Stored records
# # # # # # #
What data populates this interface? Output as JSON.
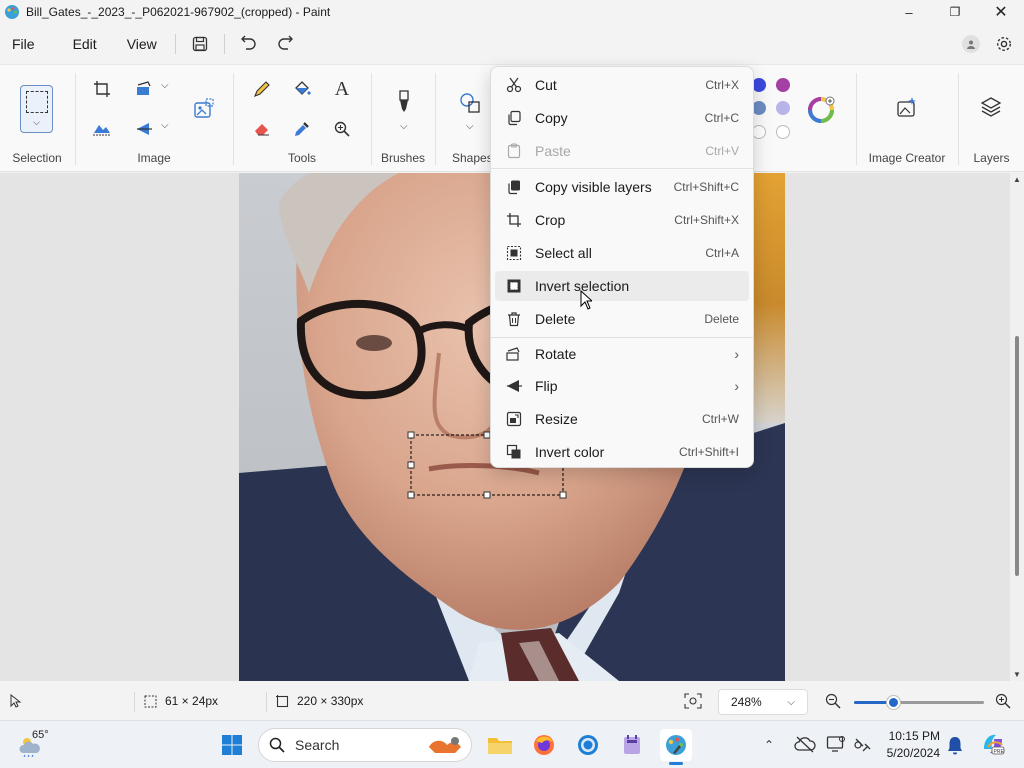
{
  "window": {
    "title": "Bill_Gates_-_2023_-_P062021-967902_(cropped) - Paint"
  },
  "menubar": {
    "file": "File",
    "edit": "Edit",
    "view": "View"
  },
  "ribbon": {
    "groups": {
      "selection": "Selection",
      "image": "Image",
      "tools": "Tools",
      "brushes": "Brushes",
      "shapes": "Shapes",
      "image_creator": "Image Creator",
      "layers": "Layers"
    },
    "colors": {
      "blue": "#3b49df",
      "purple": "#a43fa3",
      "steel": "#6b8cc2",
      "lavender": "#b8b3e8"
    }
  },
  "context_menu": {
    "items": [
      {
        "label": "Cut",
        "shortcut": "Ctrl+X",
        "icon": "scissors-icon"
      },
      {
        "label": "Copy",
        "shortcut": "Ctrl+C",
        "icon": "copy-icon"
      },
      {
        "label": "Paste",
        "shortcut": "Ctrl+V",
        "icon": "paste-icon",
        "disabled": true
      },
      {
        "label": "Copy visible layers",
        "shortcut": "Ctrl+Shift+C",
        "icon": "copy-layers-icon"
      },
      {
        "label": "Crop",
        "shortcut": "Ctrl+Shift+X",
        "icon": "crop-icon"
      },
      {
        "label": "Select all",
        "shortcut": "Ctrl+A",
        "icon": "select-all-icon"
      },
      {
        "label": "Invert selection",
        "shortcut": "",
        "icon": "invert-selection-icon"
      },
      {
        "label": "Delete",
        "shortcut": "Delete",
        "icon": "trash-icon"
      },
      {
        "label": "Rotate",
        "shortcut": "",
        "icon": "rotate-icon",
        "submenu": true
      },
      {
        "label": "Flip",
        "shortcut": "",
        "icon": "flip-icon",
        "submenu": true
      },
      {
        "label": "Resize",
        "shortcut": "Ctrl+W",
        "icon": "resize-icon"
      },
      {
        "label": "Invert color",
        "shortcut": "Ctrl+Shift+I",
        "icon": "invert-color-icon"
      }
    ]
  },
  "statusbar": {
    "selection_size": "61 × 24px",
    "image_size": "220 × 330px",
    "zoom": "248%",
    "zoom_slider": 0.3
  },
  "taskbar": {
    "weather_temp": "65°",
    "search_label": "Search",
    "time": "10:15 PM",
    "date": "5/20/2024"
  }
}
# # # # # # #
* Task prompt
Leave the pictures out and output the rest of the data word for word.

* Task output
What data populates this interface? Output as JSON.
{
  "window": {
    "title": "Bill_Gates_-_2023_-_P062021-967902_(cropped) - Paint"
  },
  "menubar": {
    "file": "File",
    "edit": "Edit",
    "view": "View"
  },
  "ribbon": {
    "groups": {
      "selection": "Selection",
      "image": "Image",
      "tools": "Tools",
      "brushes": "Brushes",
      "shapes": "Shapes",
      "image_creator": "Image Creator",
      "layers": "Layers"
    },
    "colors": {
      "blue": "#3b49df",
      "purple": "#a43fa3",
      "steel": "#6b8cc2",
      "lavender": "#b8b3e8"
    }
  },
  "context_menu": {
    "items": [
      {
        "label": "Cut",
        "shortcut": "Ctrl+X",
        "icon": "scissors-icon"
      },
      {
        "label": "Copy",
        "shortcut": "Ctrl+C",
        "icon": "copy-icon"
      },
      {
        "label": "Paste",
        "shortcut": "Ctrl+V",
        "icon": "paste-icon",
        "disabled": true
      },
      {
        "label": "Copy visible layers",
        "shortcut": "Ctrl+Shift+C",
        "icon": "copy-layers-icon"
      },
      {
        "label": "Crop",
        "shortcut": "Ctrl+Shift+X",
        "icon": "crop-icon"
      },
      {
        "label": "Select all",
        "shortcut": "Ctrl+A",
        "icon": "select-all-icon"
      },
      {
        "label": "Invert selection",
        "shortcut": "",
        "icon": "invert-selection-icon"
      },
      {
        "label": "Delete",
        "shortcut": "Delete",
        "icon": "trash-icon"
      },
      {
        "label": "Rotate",
        "shortcut": "",
        "icon": "rotate-icon",
        "submenu": true
      },
      {
        "label": "Flip",
        "shortcut": "",
        "icon": "flip-icon",
        "submenu": true
      },
      {
        "label": "Resize",
        "shortcut": "Ctrl+W",
        "icon": "resize-icon"
      },
      {
        "label": "Invert color",
        "shortcut": "Ctrl+Shift+I",
        "icon": "invert-color-icon"
      }
    ]
  },
  "statusbar": {
    "selection_size": "61 × 24px",
    "image_size": "220 × 330px",
    "zoom": "248%",
    "zoom_slider": 0.3
  },
  "taskbar": {
    "weather_temp": "65°",
    "search_label": "Search",
    "time": "10:15 PM",
    "date": "5/20/2024"
  }
}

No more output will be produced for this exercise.